Author: Wirt Sikes Published: 1880

Monday, 25 July 2016

Chickpea and lentil curry

chickpea n lentil curry
1 x 400g tin of chickpeas
3 onion, chopped
2-3 clove of garlic, chopped
100g red lentils
1 x 400g tin of chopped tomatoes
2 tsps tumeric
2 tsps cumin seeds
2 tsps crushed chillies
2 tsps curry powder
4cm cube root ginger
500ml veg stock
fry the onion, garlic and ginger and soften.
When the onions are soft and translucent, add the spices and stir well.
Next add the tinned tomatoes, stock, chickpeas and lentils.
Turn the heat down, cover with a lid and simmer for 20 minutes until the lentils are cooked.


Top 5 Dystopian Novels??

The Handmaid’s Tale – Margaret Atwood

Maybe because I’m a woman myself, but The Handmaid’s Tale takes top spot on my list, a constant reminder that women around the world have a long way to go to equality. If you were forced to read this in school and hated it, it’s time for a reread, it really is wonderful.

1984 – George Orwell
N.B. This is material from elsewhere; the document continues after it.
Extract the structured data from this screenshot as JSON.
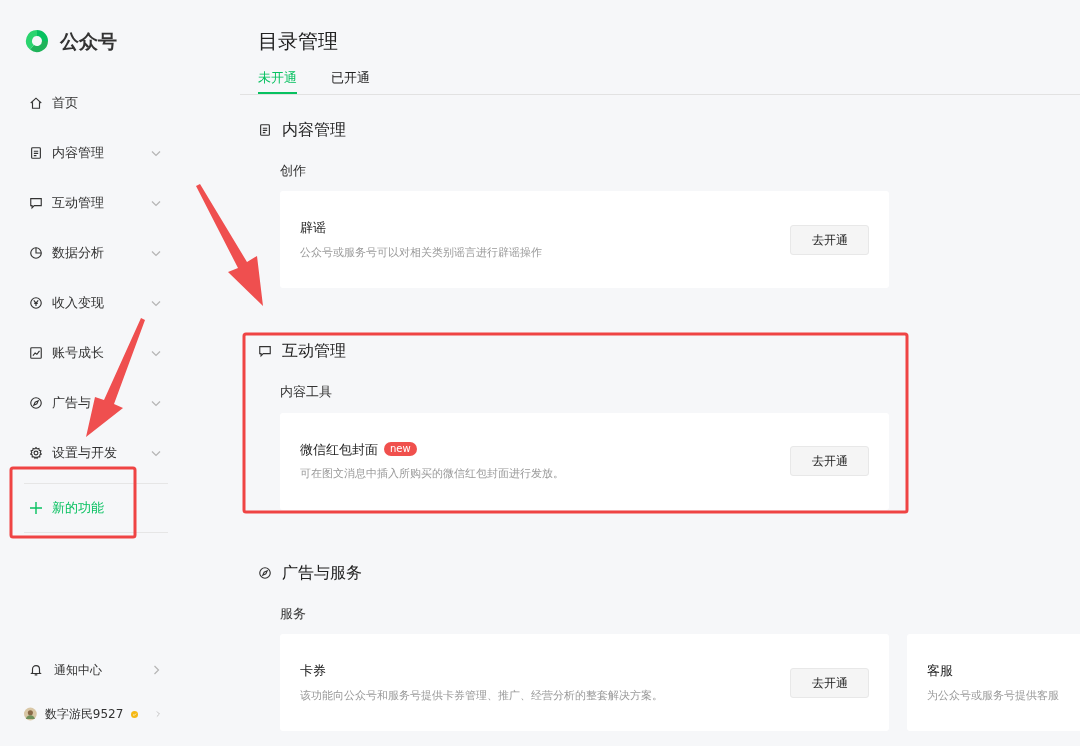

It was always going to be in there somewhere wasn’t it? Winston’s hell is the archetypal dystopia that still resonates loudly, even today. As the world still searches for the political ideal, Orwell shows that the balance is always precarious.

Blind Faith – Ben Elton
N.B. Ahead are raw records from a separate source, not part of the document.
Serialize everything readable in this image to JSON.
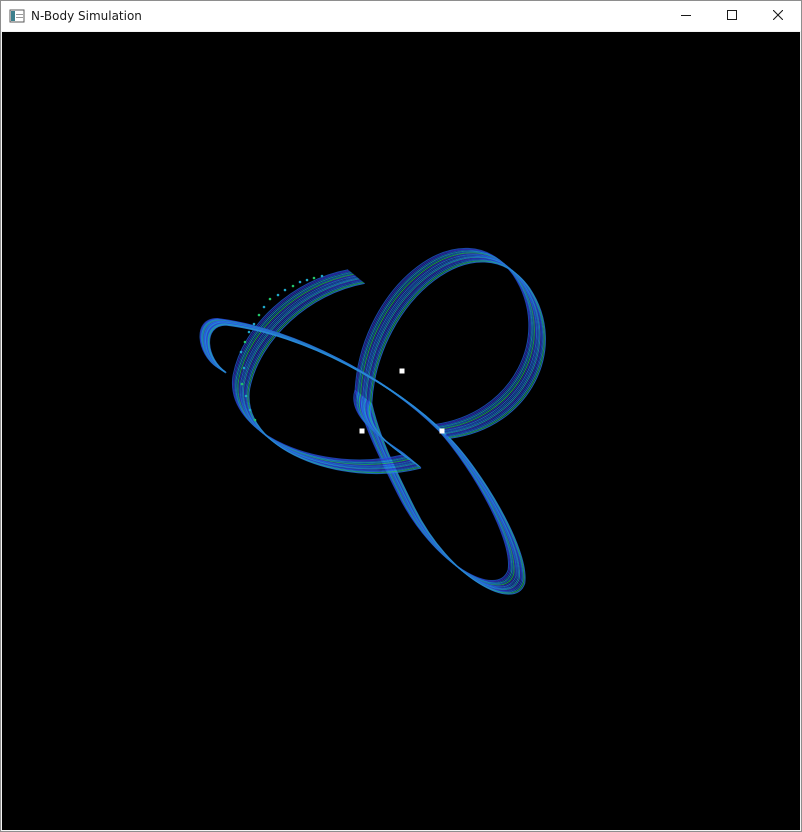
{
  "window": {
    "title": "N-Body Simulation",
    "icon": "app-window-icon",
    "controls": [
      "minimize-icon",
      "maximize-icon",
      "close-icon"
    ]
  },
  "scene": {
    "background": "#000000",
    "trail_colors": [
      "#1e5fd8",
      "#2b7bf0",
      "#3a2fd0",
      "#1fa7c8",
      "#22c46a"
    ],
    "body_color": "#ffffff",
    "body_count": 3
  }
}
A homage to 1984, but written with the Internet and social media in mind, Blind Faith is an astute dystopian look at where today’s society is heading. Written in almost perfect Orwell style, Blind Faith shows how underrated Elton is as the social commentator of our day.
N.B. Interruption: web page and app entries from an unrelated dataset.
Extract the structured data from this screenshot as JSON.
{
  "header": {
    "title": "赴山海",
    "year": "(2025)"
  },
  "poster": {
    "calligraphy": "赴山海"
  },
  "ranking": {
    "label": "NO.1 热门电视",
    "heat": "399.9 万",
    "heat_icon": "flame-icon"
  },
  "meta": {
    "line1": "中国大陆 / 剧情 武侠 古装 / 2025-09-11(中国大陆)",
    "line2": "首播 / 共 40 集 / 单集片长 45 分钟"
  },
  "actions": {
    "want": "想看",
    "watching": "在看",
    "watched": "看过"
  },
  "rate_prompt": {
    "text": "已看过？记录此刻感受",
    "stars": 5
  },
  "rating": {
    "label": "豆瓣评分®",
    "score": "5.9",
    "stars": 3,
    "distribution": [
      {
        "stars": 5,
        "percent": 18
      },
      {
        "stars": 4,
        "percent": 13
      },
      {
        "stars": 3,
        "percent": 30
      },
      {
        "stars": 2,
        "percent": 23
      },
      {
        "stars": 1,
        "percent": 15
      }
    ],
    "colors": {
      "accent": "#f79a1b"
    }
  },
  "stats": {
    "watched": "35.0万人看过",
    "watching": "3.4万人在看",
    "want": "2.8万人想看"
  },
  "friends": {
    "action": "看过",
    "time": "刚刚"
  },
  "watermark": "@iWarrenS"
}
Fahrenheit 451 – Ray Bradbury

A recent addition to my read pile, Bradbury’s hell for the enlightened is a novel that will stay with me forever. Anyone who has been mocked for their intelligence and love for books is likely to feel this theme down to their bones, as Bradbury’s masterpiece runs scarily close to where society seems to be heading.

Brave New World – Aldous Huxley

After failing with Doors of Perception, Brave New World sat on my unread shelf a long while before I finally picked it up, in the end I was glad I had. A dark and worrying tale that draws frightening parallels to our own society.

Notable mention…

Swastika Night – Murray Constantine/ Katharine Burdekin

Yes I know, this makes six but I’m including it not because I think it deserves a place at the top but because I think it paved the way for many dystopian novels we all love. First published by the Left Book Club, the group that would go on to help the British Labour Party gain huge popularity, Swastika Night imagines a society where Hitler wins the war and what might follow (written in 1938, before WWII broke out). Now it didn’t make my list because I simply don’t think it’s relevant today, but as Orwell had almost certainly read the novel, and mentions clubs similar to the Left Book Club in many of his contemporary works, I feel it deserves a mention and for fans of the genre it’s an interesting historical piece.
You may agree with my top five, you may not, but I’m sticking with them and hope the list makes interesting reading to fans of the genre.